* [Task requirements]
Isolate every line in the records below with "this" in it.

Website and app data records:
______________________________

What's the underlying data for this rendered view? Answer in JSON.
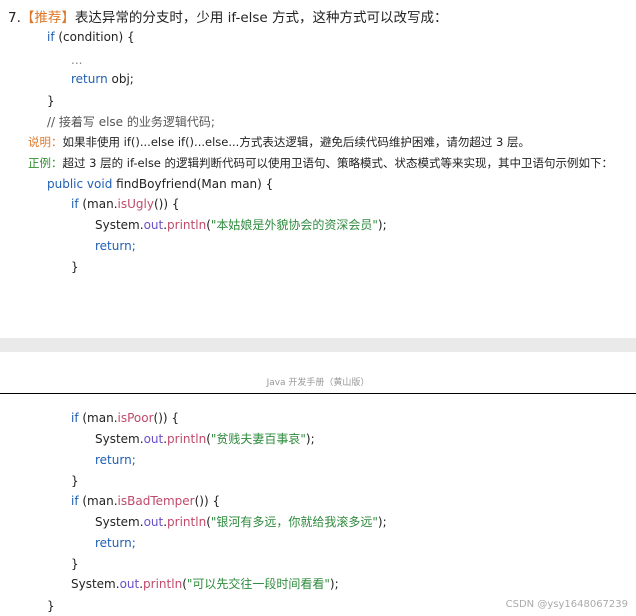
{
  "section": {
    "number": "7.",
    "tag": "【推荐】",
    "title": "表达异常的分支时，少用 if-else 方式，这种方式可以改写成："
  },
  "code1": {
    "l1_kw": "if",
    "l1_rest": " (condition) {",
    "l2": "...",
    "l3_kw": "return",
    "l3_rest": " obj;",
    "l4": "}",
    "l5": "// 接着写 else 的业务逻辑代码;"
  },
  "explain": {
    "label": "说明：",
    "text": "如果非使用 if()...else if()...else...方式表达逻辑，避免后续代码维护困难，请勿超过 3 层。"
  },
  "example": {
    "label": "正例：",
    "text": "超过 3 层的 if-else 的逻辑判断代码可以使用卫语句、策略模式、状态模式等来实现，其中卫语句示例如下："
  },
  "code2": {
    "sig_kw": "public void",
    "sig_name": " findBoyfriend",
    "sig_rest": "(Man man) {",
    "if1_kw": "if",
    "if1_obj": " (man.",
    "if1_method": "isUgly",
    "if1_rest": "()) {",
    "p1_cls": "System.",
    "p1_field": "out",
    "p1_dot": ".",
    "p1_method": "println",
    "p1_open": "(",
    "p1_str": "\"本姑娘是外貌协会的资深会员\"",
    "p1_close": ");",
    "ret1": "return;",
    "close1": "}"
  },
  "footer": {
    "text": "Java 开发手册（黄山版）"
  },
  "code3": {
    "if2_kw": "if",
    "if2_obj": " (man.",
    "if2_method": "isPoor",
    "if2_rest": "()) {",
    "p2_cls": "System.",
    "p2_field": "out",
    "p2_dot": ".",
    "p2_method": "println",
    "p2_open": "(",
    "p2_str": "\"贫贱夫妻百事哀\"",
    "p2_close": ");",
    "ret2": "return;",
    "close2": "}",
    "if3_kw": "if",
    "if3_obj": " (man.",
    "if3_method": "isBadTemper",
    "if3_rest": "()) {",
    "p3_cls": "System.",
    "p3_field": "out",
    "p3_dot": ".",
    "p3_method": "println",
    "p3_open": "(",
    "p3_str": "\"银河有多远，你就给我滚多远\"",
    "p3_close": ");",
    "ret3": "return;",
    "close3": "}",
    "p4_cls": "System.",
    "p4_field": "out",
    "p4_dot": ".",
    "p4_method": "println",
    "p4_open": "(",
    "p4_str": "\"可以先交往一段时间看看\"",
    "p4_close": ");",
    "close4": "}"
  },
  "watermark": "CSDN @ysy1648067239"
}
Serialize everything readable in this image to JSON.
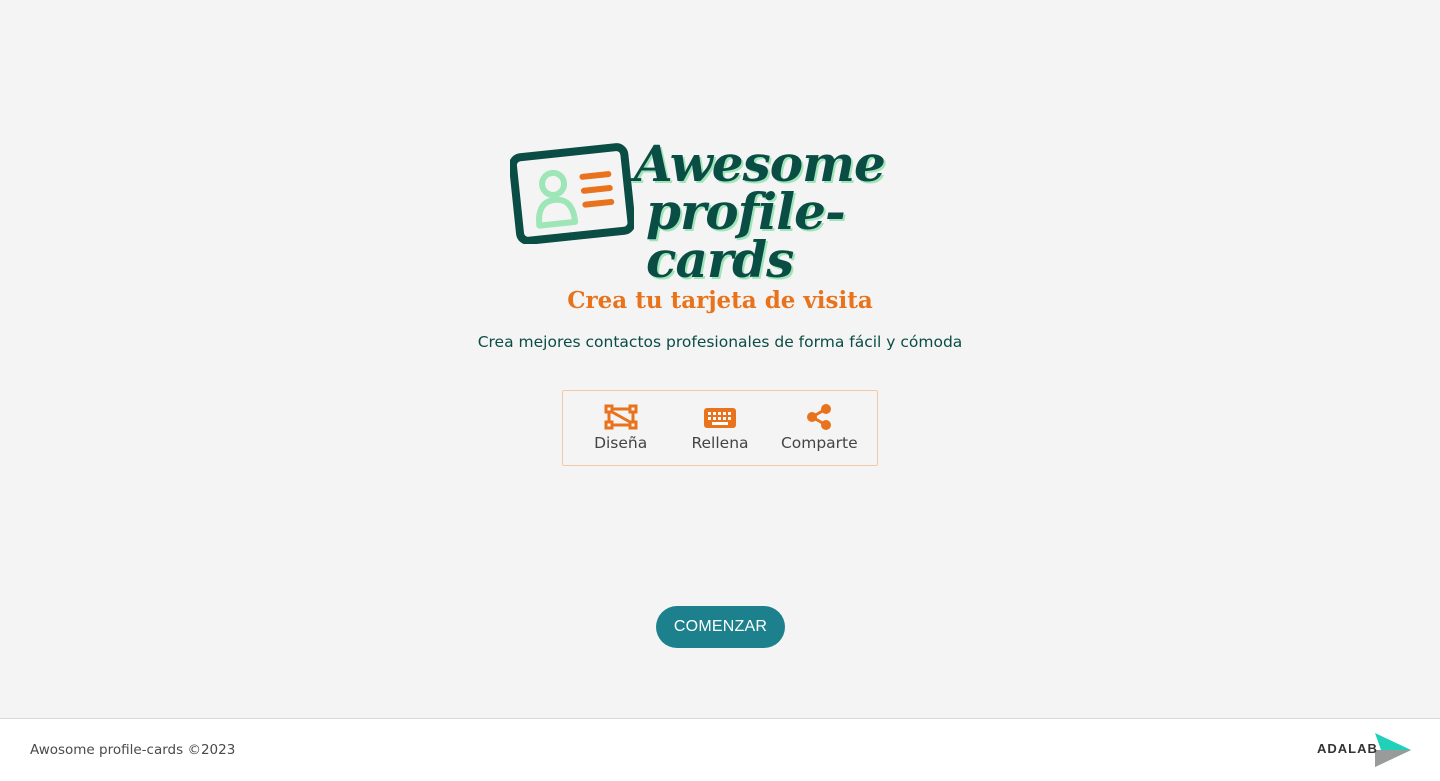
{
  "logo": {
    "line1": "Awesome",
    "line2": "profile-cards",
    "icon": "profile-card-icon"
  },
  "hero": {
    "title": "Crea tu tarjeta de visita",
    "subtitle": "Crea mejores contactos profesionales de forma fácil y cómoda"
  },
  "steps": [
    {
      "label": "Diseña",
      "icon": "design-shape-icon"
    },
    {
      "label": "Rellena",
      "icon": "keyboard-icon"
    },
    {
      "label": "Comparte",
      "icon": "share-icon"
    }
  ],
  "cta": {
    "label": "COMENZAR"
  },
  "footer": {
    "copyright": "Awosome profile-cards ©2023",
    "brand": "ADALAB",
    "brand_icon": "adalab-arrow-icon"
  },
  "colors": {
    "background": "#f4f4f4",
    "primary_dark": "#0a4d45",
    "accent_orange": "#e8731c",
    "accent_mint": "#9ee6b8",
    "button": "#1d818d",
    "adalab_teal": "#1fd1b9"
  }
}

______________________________

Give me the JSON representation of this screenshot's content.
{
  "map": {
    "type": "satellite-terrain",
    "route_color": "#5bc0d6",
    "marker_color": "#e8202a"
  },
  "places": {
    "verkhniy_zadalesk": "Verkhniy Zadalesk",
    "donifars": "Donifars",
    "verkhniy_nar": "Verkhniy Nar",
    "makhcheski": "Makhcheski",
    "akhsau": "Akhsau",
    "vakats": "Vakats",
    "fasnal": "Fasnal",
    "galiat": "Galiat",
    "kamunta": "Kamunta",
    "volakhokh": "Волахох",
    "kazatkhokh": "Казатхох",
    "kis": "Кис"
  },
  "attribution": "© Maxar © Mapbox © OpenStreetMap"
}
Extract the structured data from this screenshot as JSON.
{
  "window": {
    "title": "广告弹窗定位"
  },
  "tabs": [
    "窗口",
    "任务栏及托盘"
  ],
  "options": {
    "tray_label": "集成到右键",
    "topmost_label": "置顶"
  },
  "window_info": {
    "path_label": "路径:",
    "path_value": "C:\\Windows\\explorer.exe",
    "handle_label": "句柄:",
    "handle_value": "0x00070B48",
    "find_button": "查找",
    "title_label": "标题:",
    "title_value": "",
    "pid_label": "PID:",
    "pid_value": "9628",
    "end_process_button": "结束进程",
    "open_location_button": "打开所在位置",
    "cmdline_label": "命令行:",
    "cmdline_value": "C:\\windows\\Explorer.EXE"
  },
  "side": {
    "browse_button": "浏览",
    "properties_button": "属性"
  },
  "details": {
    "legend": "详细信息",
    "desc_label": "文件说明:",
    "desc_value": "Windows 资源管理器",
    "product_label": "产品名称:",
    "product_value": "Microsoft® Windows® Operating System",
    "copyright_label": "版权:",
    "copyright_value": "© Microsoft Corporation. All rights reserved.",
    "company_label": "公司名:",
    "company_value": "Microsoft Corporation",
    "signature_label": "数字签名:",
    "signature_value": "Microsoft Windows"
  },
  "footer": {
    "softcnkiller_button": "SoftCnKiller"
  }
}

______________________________

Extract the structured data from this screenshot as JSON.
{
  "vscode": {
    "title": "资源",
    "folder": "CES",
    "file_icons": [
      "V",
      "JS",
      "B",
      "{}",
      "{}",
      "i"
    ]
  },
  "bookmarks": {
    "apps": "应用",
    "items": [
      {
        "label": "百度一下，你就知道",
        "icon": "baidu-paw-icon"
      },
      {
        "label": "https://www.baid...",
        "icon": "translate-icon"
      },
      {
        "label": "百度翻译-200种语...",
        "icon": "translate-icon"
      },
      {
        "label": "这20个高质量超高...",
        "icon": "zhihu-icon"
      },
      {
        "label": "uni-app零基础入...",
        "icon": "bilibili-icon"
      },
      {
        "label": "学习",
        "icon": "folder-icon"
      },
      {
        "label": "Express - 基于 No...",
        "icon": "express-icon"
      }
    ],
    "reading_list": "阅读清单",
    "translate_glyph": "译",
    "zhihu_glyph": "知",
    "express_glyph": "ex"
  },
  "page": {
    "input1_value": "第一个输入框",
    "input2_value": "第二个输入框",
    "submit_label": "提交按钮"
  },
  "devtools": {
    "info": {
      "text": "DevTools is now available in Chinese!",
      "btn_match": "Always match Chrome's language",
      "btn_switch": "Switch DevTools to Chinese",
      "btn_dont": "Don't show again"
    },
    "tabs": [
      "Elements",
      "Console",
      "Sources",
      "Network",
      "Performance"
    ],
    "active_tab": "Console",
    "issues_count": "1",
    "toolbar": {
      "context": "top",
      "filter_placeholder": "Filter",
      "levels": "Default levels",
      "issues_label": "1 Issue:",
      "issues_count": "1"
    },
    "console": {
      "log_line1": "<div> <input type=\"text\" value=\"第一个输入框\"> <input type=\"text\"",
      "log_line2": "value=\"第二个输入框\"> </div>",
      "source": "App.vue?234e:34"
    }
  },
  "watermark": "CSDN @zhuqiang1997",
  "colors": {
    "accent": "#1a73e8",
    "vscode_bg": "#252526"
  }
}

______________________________

* [Answer space]
What's the underlying data for this rendered view? Answer in JSON.
Serialize everything readable in this image to JSON.
Give me the JSON representation of this screenshot's content.
Extract the structured data from this screenshot as JSON.
Extract the structured data from this screenshot as JSON.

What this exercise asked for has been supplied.